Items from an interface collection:
· · · · · · ·

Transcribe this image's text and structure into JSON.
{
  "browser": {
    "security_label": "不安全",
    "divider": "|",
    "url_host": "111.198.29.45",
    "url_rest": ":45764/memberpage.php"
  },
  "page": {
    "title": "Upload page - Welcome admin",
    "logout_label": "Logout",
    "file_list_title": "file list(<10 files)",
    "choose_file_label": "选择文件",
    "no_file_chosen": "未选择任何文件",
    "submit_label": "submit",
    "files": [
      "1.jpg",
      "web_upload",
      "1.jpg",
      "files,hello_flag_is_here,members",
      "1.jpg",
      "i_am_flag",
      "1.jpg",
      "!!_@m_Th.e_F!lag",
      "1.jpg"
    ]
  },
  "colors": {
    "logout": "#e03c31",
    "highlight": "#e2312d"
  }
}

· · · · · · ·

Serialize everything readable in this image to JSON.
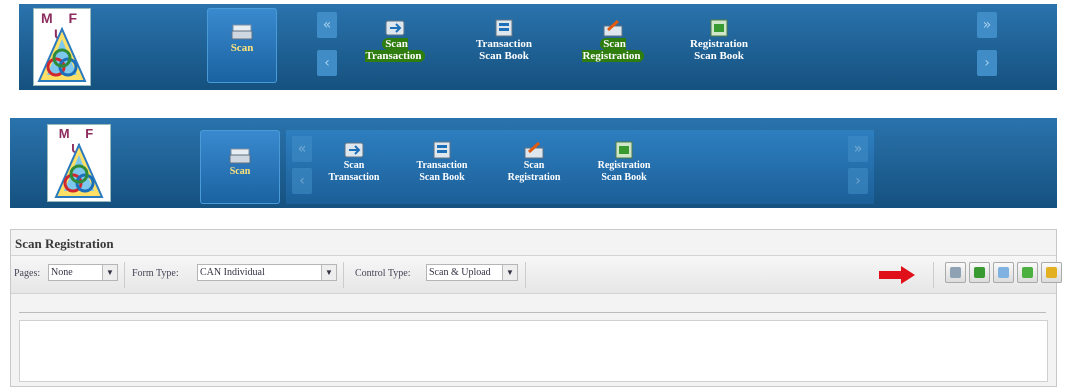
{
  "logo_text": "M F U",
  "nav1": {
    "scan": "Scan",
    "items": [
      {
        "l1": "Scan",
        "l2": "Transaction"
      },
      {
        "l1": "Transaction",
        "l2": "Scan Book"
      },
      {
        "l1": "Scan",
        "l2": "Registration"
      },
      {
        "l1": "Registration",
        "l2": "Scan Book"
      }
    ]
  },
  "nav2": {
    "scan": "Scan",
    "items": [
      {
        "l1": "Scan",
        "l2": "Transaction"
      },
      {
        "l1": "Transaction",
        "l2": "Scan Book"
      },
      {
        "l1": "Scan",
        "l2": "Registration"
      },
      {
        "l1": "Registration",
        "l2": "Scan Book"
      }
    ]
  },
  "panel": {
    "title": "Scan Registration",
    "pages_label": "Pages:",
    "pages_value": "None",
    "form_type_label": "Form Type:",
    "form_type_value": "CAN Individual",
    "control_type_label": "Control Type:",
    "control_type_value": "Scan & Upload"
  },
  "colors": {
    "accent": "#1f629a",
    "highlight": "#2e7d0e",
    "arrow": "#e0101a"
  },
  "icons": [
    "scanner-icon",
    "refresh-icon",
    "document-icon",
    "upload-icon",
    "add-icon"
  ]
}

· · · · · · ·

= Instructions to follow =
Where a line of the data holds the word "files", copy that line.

= Completed exercise =
    "file_list_title": "file list(<10 files)",
    "files": [
      "files,hello_flag_is_here,members",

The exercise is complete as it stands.